In January 2010, Carmen Diaz, a recent arrival from Cuba, decided to open a small ribbon shop in the Coconut Grove section of Miami, Florida. During the month, she put together a simple business plan, which she took to several relatives whom she believed would be interested in helping her finance the new venture. Two of her cousins agreed to loan the business $10,000 for one year at a 6 percent interest rate. For her part, Carmen agreed to invest $1,000 in the equity of the business.

On March 1, 2010, with the help of an uncle who practiced law, Carmen formally incorporated her business, which she named "Ribbons an' Bows." Normally, the uncle would have charged a fee of $600 for handling the legal aspects of a simple incorporation, but, since Carmen was family, he waived the fee.

As soon as the new business was incorporated, Carmen opened a bank account and deposited the cousins' $ 10,000 loan and her $1,000 equity contribution. The same day, she signed an agreement to rent store space for $600 per month, paid on the last day of the month. The agreement was for an 18-month period beginning April 1. The agreement called for a prepayment of the last two months' rent; which Carmen paid out of the company bank account at the signing.
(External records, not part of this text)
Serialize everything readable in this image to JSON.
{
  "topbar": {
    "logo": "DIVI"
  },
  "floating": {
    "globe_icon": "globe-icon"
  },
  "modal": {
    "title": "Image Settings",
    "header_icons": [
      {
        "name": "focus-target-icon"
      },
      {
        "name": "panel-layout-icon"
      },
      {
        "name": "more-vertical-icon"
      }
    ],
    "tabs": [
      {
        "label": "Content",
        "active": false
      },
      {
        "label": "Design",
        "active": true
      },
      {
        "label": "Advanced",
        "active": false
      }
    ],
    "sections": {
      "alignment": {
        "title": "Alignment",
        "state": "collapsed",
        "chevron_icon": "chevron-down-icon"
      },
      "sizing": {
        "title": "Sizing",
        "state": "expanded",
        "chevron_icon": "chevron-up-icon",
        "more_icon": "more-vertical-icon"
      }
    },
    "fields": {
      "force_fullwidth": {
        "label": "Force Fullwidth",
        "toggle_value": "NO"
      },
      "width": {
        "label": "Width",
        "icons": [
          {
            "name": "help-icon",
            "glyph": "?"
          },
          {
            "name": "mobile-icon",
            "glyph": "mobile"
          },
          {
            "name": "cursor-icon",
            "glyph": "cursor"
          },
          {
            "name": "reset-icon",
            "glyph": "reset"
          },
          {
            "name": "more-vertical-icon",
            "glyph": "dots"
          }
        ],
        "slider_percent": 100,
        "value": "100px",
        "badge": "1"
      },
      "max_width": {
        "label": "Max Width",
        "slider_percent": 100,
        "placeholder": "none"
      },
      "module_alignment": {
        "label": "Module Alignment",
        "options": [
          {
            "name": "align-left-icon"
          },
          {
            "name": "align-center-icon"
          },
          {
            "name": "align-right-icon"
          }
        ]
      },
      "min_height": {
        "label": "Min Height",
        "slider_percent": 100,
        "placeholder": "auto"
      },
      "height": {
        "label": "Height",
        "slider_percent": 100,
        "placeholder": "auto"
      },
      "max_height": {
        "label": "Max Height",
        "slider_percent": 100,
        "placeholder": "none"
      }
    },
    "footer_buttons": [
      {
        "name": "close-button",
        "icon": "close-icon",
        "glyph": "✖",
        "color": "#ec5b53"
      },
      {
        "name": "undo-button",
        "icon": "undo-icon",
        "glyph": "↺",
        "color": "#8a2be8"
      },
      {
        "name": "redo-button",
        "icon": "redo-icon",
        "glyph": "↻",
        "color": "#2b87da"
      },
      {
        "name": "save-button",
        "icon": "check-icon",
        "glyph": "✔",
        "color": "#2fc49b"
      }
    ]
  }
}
Over the next few Weeks, Carmen was actively engaged in getting ready to open the store for business on April 1. Fortunately for Carmen, the previous tenant had left counters and display furniture that Carmen could use at no cost to her. In addition, the landlord agreed to repaint the store at no cost, using colors of Carmen's choice. For her part, Carmen ordered, received, and paid for the store's opening inventory of ribbons and 1ibbon accessories; acquired for free a simple cash register with credit-card processing capabilities from the local credit-card charge processing company after paying a refundable deposit; signed service agreements with the local phone and utility companies; ordered, received, and paid for some store and placed and paid for advertising announcing the store opening in the April 2 edition of local paper. In addition, she bought and paid for a desktop computer with basic business software already installed to keep track of her business transactions and correspondence.
This 1390 word essay (11 pages) is about Business economics, Economy, Business, Accounting systems, Carmen, Operas, Prosper Mrime , Debits and credits, Repurchase agreement
Ribbons an\' Bows, Inc. In January 2010, Carmen Diaz, a recent arrival from Cuba, decided to open a small ribbon shop in the Coconut Grove section of Miami, Florida. Dur ing the month, she put together a simple business plan, which she took to several relatives whom she believed would be interested in helping her finance the new venture. Two of her cousins agreed to loan the business $10,000 for one year at a 6 percent interest rate. For her part, Carmen agreed to invest $1,000 in the equity of...
This 1390 word essay (11 pages) is about Business economics, Economy, Business, Accounting systems, Carmen, Operas, Prosper Mrime , Debits and credits, Repurchase agreement
Ribbons an\' Bows, Inc. In January 2010, Carmen Diaz, a recent arrival from Cuba, decided to open a small ribbon shop in the Coconut Grove section of Miami, Florida. Dur ing the month, she put together a simple business plan, which she took to several relatives whom she believed would be interested in helping her finance the new venture. Two of her cousins agreed to loan the business $10,000 for one year at a 6 percent interest rate. For her part, Carmen agreed to invest $1,000 in the equity of...
This 1390 word essay (11 pages) is about Business economics, Economy, Business, Accounting systems, Carmen, Operas, Prosper Mrime , Debits and credits, Repurchase agreement
Ribbons an\' Bows, Inc. In January 2010, Carmen Diaz, a recent arrival from Cuba, decided to open a small ribbon shop in the Coconut Grove section of Miami, Florida. Dur ing the month, she put together a simple business plan, which she took to several relatives whom she believed would be interested in helping her finance the new venture. Two of her cousins agreed to loan the business $10,000 for one